Required action: From the first line to the last, copy the data exactly.

Collected data:
--------------------------------------------------

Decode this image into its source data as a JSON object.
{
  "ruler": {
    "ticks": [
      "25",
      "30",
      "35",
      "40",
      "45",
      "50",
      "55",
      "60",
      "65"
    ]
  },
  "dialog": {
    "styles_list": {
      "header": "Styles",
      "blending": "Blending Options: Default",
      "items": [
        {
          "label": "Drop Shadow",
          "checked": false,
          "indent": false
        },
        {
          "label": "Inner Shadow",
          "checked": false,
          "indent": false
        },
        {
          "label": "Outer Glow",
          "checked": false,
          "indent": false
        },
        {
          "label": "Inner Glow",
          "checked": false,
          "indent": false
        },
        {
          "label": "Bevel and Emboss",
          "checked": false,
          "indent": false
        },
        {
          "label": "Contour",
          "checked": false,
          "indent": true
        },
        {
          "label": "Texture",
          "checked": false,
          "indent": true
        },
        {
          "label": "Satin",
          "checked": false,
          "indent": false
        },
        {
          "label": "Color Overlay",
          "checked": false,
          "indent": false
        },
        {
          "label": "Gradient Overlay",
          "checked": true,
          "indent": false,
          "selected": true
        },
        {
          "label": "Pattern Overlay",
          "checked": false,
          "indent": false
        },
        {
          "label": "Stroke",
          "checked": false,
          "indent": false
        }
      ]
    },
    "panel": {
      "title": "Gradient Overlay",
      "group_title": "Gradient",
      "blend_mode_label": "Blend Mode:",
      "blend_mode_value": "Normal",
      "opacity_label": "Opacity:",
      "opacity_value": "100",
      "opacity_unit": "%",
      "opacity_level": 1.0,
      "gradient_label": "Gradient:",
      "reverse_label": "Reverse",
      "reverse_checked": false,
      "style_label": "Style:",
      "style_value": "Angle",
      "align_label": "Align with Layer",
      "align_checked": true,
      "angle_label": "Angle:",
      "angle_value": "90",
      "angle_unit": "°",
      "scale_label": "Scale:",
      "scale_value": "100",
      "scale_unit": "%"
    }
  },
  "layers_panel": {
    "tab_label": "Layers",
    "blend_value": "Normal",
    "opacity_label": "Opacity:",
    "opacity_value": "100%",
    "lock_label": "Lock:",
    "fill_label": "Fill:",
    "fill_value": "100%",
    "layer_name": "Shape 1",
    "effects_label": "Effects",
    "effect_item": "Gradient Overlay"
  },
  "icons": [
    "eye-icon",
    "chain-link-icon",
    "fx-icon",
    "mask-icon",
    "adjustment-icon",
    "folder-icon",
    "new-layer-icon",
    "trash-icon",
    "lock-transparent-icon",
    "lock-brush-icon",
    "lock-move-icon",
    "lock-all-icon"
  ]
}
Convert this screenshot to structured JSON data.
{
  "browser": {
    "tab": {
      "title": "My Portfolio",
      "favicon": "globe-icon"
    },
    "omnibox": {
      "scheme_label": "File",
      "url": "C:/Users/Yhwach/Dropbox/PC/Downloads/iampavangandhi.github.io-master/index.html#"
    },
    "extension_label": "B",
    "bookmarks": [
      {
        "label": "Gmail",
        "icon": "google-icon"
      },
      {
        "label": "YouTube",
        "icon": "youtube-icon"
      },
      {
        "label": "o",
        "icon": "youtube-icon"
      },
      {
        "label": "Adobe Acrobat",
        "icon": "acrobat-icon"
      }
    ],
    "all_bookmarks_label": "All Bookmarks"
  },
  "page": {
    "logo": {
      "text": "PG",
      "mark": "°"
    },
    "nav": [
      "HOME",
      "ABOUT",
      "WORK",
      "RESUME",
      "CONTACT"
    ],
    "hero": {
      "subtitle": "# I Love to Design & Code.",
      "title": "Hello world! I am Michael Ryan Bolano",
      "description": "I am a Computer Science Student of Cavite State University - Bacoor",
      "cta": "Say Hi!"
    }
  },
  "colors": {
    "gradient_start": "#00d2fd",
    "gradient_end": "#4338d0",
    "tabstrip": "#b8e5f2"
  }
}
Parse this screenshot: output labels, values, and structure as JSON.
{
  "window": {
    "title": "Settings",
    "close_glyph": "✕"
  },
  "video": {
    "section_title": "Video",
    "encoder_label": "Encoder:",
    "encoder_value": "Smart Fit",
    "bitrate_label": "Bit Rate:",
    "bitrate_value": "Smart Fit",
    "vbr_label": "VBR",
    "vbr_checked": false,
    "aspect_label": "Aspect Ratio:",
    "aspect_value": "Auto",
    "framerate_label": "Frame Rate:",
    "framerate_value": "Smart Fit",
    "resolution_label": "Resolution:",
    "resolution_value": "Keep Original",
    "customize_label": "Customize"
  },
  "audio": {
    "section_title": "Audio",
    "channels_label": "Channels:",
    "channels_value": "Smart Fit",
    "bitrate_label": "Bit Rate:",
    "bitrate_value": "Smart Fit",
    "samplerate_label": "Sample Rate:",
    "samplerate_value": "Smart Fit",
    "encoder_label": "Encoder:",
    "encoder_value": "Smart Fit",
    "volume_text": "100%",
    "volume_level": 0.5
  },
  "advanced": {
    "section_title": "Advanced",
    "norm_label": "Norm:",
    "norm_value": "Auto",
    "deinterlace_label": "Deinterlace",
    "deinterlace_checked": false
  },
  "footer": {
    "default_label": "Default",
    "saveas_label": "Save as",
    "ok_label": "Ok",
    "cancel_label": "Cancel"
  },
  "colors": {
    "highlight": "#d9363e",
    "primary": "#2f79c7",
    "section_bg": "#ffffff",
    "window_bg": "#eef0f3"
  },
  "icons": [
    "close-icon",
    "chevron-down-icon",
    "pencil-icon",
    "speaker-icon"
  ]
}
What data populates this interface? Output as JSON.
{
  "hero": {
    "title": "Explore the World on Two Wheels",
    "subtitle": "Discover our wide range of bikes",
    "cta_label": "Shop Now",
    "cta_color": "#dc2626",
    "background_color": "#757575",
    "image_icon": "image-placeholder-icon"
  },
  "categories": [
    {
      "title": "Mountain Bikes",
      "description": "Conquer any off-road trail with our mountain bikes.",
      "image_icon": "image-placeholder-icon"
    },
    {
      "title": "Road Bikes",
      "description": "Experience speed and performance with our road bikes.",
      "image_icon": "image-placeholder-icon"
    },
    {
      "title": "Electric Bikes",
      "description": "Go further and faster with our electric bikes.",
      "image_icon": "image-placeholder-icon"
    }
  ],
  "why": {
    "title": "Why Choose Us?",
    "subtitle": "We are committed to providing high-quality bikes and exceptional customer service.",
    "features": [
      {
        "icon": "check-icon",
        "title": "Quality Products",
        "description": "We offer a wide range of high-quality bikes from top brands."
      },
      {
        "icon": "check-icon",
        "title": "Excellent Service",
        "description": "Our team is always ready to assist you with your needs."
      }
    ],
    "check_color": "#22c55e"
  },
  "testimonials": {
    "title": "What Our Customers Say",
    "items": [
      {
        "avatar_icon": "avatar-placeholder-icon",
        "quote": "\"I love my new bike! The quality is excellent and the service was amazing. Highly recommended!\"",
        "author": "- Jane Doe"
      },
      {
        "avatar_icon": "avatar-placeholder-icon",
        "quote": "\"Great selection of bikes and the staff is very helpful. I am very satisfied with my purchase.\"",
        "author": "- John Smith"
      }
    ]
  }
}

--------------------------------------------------

Reply to the exercise:
Decode this image into its source data as a JSON object.
{
  "ruler": {
    "ticks": [
      "25",
      "30",
      "35",
      "40",
      "45",
      "50",
      "55",
      "60",
      "65"
    ]
  },
  "dialog": {
    "styles_list": {
      "header": "Styles",
      "blending": "Blending Options: Default",
      "items": [
        {
          "label": "Drop Shadow",
          "checked": false,
          "indent": false
        },
        {
          "label": "Inner Shadow",
          "checked": false,
          "indent": false
        },
        {
          "label": "Outer Glow",
          "checked": false,
          "indent": false
        },
        {
          "label": "Inner Glow",
          "checked": false,
          "indent": false
        },
        {
          "label": "Bevel and Emboss",
          "checked": false,
          "indent": false
        },
        {
          "label": "Contour",
          "checked": false,
          "indent": true
        },
        {
          "label": "Texture",
          "checked": false,
          "indent": true
        },
        {
          "label": "Satin",
          "checked": false,
          "indent": false
        },
        {
          "label": "Color Overlay",
          "checked": false,
          "indent": false
        },
        {
          "label": "Gradient Overlay",
          "checked": true,
          "indent": false,
          "selected": true
        },
        {
          "label": "Pattern Overlay",
          "checked": false,
          "indent": false
        },
        {
          "label": "Stroke",
          "checked": false,
          "indent": false
        }
      ]
    },
    "panel": {
      "title": "Gradient Overlay",
      "group_title": "Gradient",
      "blend_mode_label": "Blend Mode:",
      "blend_mode_value": "Normal",
      "opacity_label": "Opacity:",
      "opacity_value": "100",
      "opacity_unit": "%",
      "opacity_level": 1.0,
      "gradient_label": "Gradient:",
      "reverse_label": "Reverse",
      "reverse_checked": false,
      "style_label": "Style:",
      "style_value": "Angle",
      "align_label": "Align with Layer",
      "align_checked": true,
      "angle_label": "Angle:",
      "angle_value": "90",
      "angle_unit": "°",
      "scale_label": "Scale:",
      "scale_value": "100",
      "scale_unit": "%"
    }
  },
  "layers_panel": {
    "tab_label": "Layers",
    "blend_value": "Normal",
    "opacity_label": "Opacity:",
    "opacity_value": "100%",
    "lock_label": "Lock:",
    "fill_label": "Fill:",
    "fill_value": "100%",
    "layer_name": "Shape 1",
    "effects_label": "Effects",
    "effect_item": "Gradient Overlay"
  },
  "icons": [
    "eye-icon",
    "chain-link-icon",
    "fx-icon",
    "mask-icon",
    "adjustment-icon",
    "folder-icon",
    "new-layer-icon",
    "trash-icon",
    "lock-transparent-icon",
    "lock-brush-icon",
    "lock-move-icon",
    "lock-all-icon"
  ]
}
Convert this screenshot to structured JSON data.
{
  "browser": {
    "tab": {
      "title": "My Portfolio",
      "favicon": "globe-icon"
    },
    "omnibox": {
      "scheme_label": "File",
      "url": "C:/Users/Yhwach/Dropbox/PC/Downloads/iampavangandhi.github.io-master/index.html#"
    },
    "extension_label": "B",
    "bookmarks": [
      {
        "label": "Gmail",
        "icon": "google-icon"
      },
      {
        "label": "YouTube",
        "icon": "youtube-icon"
      },
      {
        "label": "o",
        "icon": "youtube-icon"
      },
      {
        "label": "Adobe Acrobat",
        "icon": "acrobat-icon"
      }
    ],
    "all_bookmarks_label": "All Bookmarks"
  },
  "page": {
    "logo": {
      "text": "PG",
      "mark": "°"
    },
    "nav": [
      "HOME",
      "ABOUT",
      "WORK",
      "RESUME",
      "CONTACT"
    ],
    "hero": {
      "subtitle": "# I Love to Design & Code.",
      "title": "Hello world! I am Michael Ryan Bolano",
      "description": "I am a Computer Science Student of Cavite State University - Bacoor",
      "cta": "Say Hi!"
    }
  },
  "colors": {
    "gradient_start": "#00d2fd",
    "gradient_end": "#4338d0",
    "tabstrip": "#b8e5f2"
  }
}
Parse this screenshot: output labels, values, and structure as JSON.
{
  "window": {
    "title": "Settings",
    "close_glyph": "✕"
  },
  "video": {
    "section_title": "Video",
    "encoder_label": "Encoder:",
    "encoder_value": "Smart Fit",
    "bitrate_label": "Bit Rate:",
    "bitrate_value": "Smart Fit",
    "vbr_label": "VBR",
    "vbr_checked": false,
    "aspect_label": "Aspect Ratio:",
    "aspect_value": "Auto",
    "framerate_label": "Frame Rate:",
    "framerate_value": "Smart Fit",
    "resolution_label": "Resolution:",
    "resolution_value": "Keep Original",
    "customize_label": "Customize"
  },
  "audio": {
    "section_title": "Audio",
    "channels_label": "Channels:",
    "channels_value": "Smart Fit",
    "bitrate_label": "Bit Rate:",
    "bitrate_value": "Smart Fit",
    "samplerate_label": "Sample Rate:",
    "samplerate_value": "Smart Fit",
    "encoder_label": "Encoder:",
    "encoder_value": "Smart Fit",
    "volume_text": "100%",
    "volume_level": 0.5
  },
  "advanced": {
    "section_title": "Advanced",
    "norm_label": "Norm:",
    "norm_value": "Auto",
    "deinterlace_label": "Deinterlace",
    "deinterlace_checked": false
  },
  "footer": {
    "default_label": "Default",
    "saveas_label": "Save as",
    "ok_label": "Ok",
    "cancel_label": "Cancel"
  },
  "colors": {
    "highlight": "#d9363e",
    "primary": "#2f79c7",
    "section_bg": "#ffffff",
    "window_bg": "#eef0f3"
  },
  "icons": [
    "close-icon",
    "chevron-down-icon",
    "pencil-icon",
    "speaker-icon"
  ]
}
What data populates this interface? Output as JSON.
{
  "hero": {
    "title": "Explore the World on Two Wheels",
    "subtitle": "Discover our wide range of bikes",
    "cta_label": "Shop Now",
    "cta_color": "#dc2626",
    "background_color": "#757575",
    "image_icon": "image-placeholder-icon"
  },
  "categories": [
    {
      "title": "Mountain Bikes",
      "description": "Conquer any off-road trail with our mountain bikes.",
      "image_icon": "image-placeholder-icon"
    },
    {
      "title": "Road Bikes",
      "description": "Experience speed and performance with our road bikes.",
      "image_icon": "image-placeholder-icon"
    },
    {
      "title": "Electric Bikes",
      "description": "Go further and faster with our electric bikes.",
      "image_icon": "image-placeholder-icon"
    }
  ],
  "why": {
    "title": "Why Choose Us?",
    "subtitle": "We are committed to providing high-quality bikes and exceptional customer service.",
    "features": [
      {
        "icon": "check-icon",
        "title": "Quality Products",
        "description": "We offer a wide range of high-quality bikes from top brands."
      },
      {
        "icon": "check-icon",
        "title": "Excellent Service",
        "description": "Our team is always ready to assist you with your needs."
      }
    ],
    "check_color": "#22c55e"
  },
  "testimonials": {
    "title": "What Our Customers Say",
    "items": [
      {
        "avatar_icon": "avatar-placeholder-icon",
        "quote": "\"I love my new bike! The quality is excellent and the service was amazing. Highly recommended!\"",
        "author": "- Jane Doe"
      },
      {
        "avatar_icon": "avatar-placeholder-icon",
        "quote": "\"Great selection of bikes and the staff is very helpful. I am very satisfied with my purchase.\"",
        "author": "- John Smith"
      }
    ]
  }
}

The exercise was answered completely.